* _TASK DESCRIPTION_: Where does the string "Noland" occur in the records below? Copy every line that holds it.

* _SUPPLIED RECORDS_:
☆ ☆ ☆ ☆ ☆ ☆ ☆
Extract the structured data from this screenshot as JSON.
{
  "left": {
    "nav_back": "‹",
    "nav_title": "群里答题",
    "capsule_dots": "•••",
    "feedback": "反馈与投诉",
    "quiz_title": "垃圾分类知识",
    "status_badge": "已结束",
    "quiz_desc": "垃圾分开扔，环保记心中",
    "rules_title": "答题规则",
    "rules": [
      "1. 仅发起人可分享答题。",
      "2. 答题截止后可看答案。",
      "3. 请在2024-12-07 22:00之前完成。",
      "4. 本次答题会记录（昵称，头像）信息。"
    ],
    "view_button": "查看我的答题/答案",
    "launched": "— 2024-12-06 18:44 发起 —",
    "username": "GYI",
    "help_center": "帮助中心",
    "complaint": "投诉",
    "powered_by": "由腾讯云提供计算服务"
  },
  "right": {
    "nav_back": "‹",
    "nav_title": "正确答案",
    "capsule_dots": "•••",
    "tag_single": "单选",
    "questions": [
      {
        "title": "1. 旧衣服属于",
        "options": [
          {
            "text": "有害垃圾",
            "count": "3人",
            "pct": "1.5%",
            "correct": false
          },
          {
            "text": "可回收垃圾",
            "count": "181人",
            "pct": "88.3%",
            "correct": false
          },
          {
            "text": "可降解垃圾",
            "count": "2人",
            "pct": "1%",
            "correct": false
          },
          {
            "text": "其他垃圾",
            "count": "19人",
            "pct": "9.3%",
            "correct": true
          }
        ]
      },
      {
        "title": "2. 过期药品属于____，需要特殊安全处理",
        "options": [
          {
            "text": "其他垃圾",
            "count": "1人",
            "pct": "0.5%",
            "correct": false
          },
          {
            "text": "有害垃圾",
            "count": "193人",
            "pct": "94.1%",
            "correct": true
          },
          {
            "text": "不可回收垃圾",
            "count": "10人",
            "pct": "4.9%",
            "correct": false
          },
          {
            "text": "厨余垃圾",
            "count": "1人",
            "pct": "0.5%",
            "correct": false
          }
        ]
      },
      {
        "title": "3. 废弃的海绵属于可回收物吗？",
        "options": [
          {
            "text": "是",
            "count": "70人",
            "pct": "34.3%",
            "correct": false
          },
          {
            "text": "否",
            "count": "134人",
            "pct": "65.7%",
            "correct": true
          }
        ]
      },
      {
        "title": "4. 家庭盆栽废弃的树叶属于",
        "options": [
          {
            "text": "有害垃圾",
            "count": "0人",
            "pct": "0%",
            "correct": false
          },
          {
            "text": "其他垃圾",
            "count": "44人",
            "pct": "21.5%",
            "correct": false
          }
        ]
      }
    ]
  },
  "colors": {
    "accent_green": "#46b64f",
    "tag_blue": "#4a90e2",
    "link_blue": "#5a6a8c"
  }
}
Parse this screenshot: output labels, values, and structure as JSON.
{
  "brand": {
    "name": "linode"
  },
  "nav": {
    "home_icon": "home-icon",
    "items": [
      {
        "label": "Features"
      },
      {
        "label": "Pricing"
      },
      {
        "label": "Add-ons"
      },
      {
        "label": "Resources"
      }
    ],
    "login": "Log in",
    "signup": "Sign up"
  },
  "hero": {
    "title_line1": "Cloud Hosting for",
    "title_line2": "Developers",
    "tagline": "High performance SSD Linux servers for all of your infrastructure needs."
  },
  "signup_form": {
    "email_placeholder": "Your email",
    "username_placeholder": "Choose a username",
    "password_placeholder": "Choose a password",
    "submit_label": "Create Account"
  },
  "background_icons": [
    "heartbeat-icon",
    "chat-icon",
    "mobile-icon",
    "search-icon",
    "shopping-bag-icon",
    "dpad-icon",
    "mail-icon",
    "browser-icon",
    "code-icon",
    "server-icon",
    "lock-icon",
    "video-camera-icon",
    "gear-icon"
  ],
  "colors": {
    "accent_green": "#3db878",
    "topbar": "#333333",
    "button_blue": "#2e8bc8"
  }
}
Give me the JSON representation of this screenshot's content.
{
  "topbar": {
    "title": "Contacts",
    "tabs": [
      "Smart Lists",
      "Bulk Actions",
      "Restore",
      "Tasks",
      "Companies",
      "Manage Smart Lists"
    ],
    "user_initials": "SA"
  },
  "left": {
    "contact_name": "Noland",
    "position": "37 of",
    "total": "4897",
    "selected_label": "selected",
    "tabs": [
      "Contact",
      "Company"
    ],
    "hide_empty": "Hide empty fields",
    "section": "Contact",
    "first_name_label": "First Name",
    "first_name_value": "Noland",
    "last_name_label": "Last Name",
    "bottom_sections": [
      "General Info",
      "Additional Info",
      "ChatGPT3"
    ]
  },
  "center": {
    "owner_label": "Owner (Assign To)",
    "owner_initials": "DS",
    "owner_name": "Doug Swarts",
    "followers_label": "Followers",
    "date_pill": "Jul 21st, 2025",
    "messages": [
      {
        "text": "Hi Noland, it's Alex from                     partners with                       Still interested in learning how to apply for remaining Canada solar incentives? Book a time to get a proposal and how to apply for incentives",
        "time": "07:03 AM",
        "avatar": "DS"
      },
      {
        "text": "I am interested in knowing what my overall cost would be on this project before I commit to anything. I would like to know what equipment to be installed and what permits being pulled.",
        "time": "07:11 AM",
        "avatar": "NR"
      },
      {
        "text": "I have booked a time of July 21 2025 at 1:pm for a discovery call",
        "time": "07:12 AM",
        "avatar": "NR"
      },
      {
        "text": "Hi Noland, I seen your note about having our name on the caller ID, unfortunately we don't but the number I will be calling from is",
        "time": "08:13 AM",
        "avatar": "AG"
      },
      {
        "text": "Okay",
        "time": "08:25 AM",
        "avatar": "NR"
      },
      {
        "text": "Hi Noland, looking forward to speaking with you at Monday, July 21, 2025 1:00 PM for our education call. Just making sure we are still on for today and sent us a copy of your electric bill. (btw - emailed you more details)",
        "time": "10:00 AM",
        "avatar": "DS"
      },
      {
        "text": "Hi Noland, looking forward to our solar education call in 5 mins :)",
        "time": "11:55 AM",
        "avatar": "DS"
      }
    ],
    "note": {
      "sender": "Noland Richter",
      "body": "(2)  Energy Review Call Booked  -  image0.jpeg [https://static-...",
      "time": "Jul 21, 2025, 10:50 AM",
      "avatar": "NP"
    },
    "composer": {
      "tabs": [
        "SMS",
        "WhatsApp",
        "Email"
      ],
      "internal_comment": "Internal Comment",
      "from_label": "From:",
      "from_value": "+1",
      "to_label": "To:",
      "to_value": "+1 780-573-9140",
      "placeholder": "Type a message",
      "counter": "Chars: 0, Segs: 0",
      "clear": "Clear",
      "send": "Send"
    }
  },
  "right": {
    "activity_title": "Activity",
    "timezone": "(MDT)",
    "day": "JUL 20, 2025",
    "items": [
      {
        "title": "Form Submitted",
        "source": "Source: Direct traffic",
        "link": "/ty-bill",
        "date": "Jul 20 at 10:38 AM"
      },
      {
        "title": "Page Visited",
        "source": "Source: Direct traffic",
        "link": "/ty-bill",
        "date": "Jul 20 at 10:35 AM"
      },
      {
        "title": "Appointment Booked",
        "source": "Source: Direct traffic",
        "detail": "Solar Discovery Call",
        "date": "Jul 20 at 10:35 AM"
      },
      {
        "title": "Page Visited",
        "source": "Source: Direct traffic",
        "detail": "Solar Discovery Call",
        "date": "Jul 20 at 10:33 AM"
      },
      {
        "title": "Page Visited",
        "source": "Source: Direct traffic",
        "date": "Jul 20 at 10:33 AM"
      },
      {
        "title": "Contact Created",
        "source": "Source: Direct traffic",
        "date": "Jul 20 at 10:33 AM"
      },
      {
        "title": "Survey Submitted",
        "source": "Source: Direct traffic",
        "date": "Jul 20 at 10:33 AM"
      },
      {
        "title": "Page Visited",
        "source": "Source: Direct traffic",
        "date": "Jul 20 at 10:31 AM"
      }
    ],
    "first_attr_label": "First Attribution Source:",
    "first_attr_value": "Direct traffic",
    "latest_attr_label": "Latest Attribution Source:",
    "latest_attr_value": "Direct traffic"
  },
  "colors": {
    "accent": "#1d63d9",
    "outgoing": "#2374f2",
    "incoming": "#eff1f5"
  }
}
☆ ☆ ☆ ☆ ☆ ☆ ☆
* _TASK RESPONSE_:
    "contact_name": "Noland",
    "first_name_value": "Noland",
        "text": "Hi Noland, it's Alex from                     partners with                       Still interested in learning how to apply for remaining Canada solar incentives? Book a time to get a proposal and how to apply for incentives",
        "text": "Hi Noland, I seen your note about having our name on the caller ID, unfortunately we don't but the number I will be calling from is",
        "text": "Hi Noland, looking forward to speaking with you at Monday, July 21, 2025 1:00 PM for our education call. Just making sure we are still on for today and sent us a copy of your electric bill. (btw - emailed you more details)",
        "text": "Hi Noland, looking forward to our solar education call in 5 mins :)",
      "sender": "Noland Richter",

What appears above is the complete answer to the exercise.